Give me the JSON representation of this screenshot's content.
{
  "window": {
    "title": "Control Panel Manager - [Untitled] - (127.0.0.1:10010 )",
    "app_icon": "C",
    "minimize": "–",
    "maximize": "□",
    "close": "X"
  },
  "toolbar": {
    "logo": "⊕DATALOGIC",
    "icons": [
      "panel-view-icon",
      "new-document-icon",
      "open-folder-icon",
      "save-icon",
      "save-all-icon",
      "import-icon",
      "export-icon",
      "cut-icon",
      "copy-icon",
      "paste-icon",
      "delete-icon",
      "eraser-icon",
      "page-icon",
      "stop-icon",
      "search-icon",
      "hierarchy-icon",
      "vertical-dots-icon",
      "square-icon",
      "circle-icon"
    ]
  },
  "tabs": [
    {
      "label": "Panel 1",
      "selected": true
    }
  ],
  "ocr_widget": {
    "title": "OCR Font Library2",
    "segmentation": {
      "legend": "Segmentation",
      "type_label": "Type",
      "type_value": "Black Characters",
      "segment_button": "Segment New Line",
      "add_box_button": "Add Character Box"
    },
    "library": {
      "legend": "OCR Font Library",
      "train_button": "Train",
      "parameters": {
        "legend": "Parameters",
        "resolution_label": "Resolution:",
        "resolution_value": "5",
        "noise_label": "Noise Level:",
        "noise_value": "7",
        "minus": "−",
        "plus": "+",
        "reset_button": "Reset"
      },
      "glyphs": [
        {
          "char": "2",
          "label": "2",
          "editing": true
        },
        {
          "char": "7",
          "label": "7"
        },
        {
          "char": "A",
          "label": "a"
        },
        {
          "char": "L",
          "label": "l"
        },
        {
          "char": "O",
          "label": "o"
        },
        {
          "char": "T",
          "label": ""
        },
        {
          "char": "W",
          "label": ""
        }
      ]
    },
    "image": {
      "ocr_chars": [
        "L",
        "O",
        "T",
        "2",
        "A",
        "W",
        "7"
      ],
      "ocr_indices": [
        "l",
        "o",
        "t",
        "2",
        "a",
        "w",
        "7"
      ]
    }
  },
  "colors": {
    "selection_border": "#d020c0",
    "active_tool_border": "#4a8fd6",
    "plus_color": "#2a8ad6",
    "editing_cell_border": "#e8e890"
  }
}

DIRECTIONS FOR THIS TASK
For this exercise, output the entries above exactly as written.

REPLY
Give me the JSON representation of this screenshot's content.
{
  "window": {
    "title": "Control Panel Manager - [Untitled] - (127.0.0.1:10010 )",
    "app_icon": "C",
    "minimize": "–",
    "maximize": "□",
    "close": "X"
  },
  "toolbar": {
    "logo": "⊕DATALOGIC",
    "icons": [
      "panel-view-icon",
      "new-document-icon",
      "open-folder-icon",
      "save-icon",
      "save-all-icon",
      "import-icon",
      "export-icon",
      "cut-icon",
      "copy-icon",
      "paste-icon",
      "delete-icon",
      "eraser-icon",
      "page-icon",
      "stop-icon",
      "search-icon",
      "hierarchy-icon",
      "vertical-dots-icon",
      "square-icon",
      "circle-icon"
    ]
  },
  "tabs": [
    {
      "label": "Panel 1",
      "selected": true
    }
  ],
  "ocr_widget": {
    "title": "OCR Font Library2",
    "segmentation": {
      "legend": "Segmentation",
      "type_label": "Type",
      "type_value": "Black Characters",
      "segment_button": "Segment New Line",
      "add_box_button": "Add Character Box"
    },
    "library": {
      "legend": "OCR Font Library",
      "train_button": "Train",
      "parameters": {
        "legend": "Parameters",
        "resolution_label": "Resolution:",
        "resolution_value": "5",
        "noise_label": "Noise Level:",
        "noise_value": "7",
        "minus": "−",
        "plus": "+",
        "reset_button": "Reset"
      },
      "glyphs": [
        {
          "char": "2",
          "label": "2",
          "editing": true
        },
        {
          "char": "7",
          "label": "7"
        },
        {
          "char": "A",
          "label": "a"
        },
        {
          "char": "L",
          "label": "l"
        },
        {
          "char": "O",
          "label": "o"
        },
        {
          "char": "T",
          "label": ""
        },
        {
          "char": "W",
          "label": ""
        }
      ]
    },
    "image": {
      "ocr_chars": [
        "L",
        "O",
        "T",
        "2",
        "A",
        "W",
        "7"
      ],
      "ocr_indices": [
        "l",
        "o",
        "t",
        "2",
        "a",
        "w",
        "7"
      ]
    }
  },
  "colors": {
    "selection_border": "#d020c0",
    "active_tool_border": "#4a8fd6",
    "plus_color": "#2a8ad6",
    "editing_cell_border": "#e8e890"
  }
}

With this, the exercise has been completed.